The differences in amplifiers are subtle and are often most notable in what they add to the sound. In the case of the Questyle Audio Gold Stack Reference system, there is none of the metallic ring and harshness or brightness associated with solid state amplifiers, none of the dark artificial coloration meant to create that “tube sound”, no discernible distortion, and no background noise above the noise floor of the media. It displays exceptional current capacity allowing for deep and resonant bass from the most demanding headphone while exhibiting extraordinary damping to control that bass.
As to the CAS192D Golden Reference DAC it is articulate and musical, drawing the best out of 16/44.1kHz while fully rendering DSD64 in all of its analog like beauty. Sonically I would place it at the top of the Sigma Delta DACs and among the best overall. If there are any complaints about it, it is the Wolfson’s inability to handle higher sampling rates than 192kHz or DSD64, but as there is little media available in these higher sampling rates it is of little import (especially considering that programs like JRiver can down convert in real-time).

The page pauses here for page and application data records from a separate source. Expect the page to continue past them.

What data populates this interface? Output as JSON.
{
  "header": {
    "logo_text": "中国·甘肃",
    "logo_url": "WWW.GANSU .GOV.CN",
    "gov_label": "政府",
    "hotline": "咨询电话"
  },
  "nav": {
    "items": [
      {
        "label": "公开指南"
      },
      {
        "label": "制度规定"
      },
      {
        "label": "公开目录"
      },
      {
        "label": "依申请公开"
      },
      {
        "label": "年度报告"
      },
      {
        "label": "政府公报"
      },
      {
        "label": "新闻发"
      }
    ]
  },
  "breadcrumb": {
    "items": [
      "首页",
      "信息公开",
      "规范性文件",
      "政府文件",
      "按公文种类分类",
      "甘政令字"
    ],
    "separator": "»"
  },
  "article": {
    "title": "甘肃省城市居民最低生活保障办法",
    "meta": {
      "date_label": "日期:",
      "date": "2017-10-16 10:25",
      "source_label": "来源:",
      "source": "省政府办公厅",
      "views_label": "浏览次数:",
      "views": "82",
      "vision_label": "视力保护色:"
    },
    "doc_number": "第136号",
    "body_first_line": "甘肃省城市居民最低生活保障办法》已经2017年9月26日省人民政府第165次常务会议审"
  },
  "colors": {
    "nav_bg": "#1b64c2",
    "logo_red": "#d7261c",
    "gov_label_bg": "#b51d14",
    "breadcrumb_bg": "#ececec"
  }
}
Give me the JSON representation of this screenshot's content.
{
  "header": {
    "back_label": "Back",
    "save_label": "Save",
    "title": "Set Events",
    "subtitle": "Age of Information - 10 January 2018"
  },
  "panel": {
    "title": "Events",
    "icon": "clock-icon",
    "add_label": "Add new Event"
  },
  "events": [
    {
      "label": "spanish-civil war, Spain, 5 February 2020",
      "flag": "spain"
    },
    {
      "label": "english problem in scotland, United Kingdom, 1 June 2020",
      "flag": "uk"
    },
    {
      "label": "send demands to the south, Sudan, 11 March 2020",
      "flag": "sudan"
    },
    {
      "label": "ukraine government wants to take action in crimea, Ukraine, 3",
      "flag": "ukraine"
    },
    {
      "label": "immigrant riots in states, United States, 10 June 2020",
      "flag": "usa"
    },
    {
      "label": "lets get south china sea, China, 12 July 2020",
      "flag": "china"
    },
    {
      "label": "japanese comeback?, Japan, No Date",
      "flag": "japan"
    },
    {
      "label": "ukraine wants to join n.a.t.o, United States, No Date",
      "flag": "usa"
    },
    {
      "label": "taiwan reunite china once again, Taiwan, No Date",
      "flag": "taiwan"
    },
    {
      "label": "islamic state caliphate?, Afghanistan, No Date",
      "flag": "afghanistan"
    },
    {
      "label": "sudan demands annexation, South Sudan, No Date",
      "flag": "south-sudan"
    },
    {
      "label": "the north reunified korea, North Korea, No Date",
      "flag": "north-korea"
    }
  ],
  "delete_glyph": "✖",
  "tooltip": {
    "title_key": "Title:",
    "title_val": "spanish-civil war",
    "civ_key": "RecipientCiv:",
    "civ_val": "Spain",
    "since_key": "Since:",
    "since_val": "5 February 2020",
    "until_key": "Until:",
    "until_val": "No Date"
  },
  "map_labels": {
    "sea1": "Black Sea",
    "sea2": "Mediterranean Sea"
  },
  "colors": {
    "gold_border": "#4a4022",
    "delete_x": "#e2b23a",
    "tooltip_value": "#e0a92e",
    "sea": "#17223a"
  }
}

One of the great advantages of Questyle’s impedance matching design is its versatility making it compatible with almost any headphone (outside of electrostatics). My first auditioning of the Gold Stack was with the amazing ENIGMAcoustics Dharma D1000 electrostatic hybrid headphones of which I was very familiar. It took them to a whole new level of performance, leading to a sonic lust that eventually led to this review. At the launch of the Focal Utopias, I was able to listen to them on several well respected and world class amplifiers, but the Gold Stack was the one system to rise to the caliber that the Utopias deserved.
All in all, the Questyle Audio Gold Stack Reference system, as individual components and as a whole is everything you would expect or desire from a Reference system from a first class manufacturer, and a bargain at that.
I would like to note that each component comes complete with a test sheet denoting the performance of that specific piece. The CAS192D Golden includes a remote control (this is the same remote used by their full line so it includes features not available on the DAC such as volume control). Questyle would also like me to point out that the components are available individually and that it is not necessary to purchase the full stack unless you want the full experience.
The CAS192D Golden: $3000 USD
The CMA800P Golden: $3500 USD
The CMA800R Golden: $3000 USD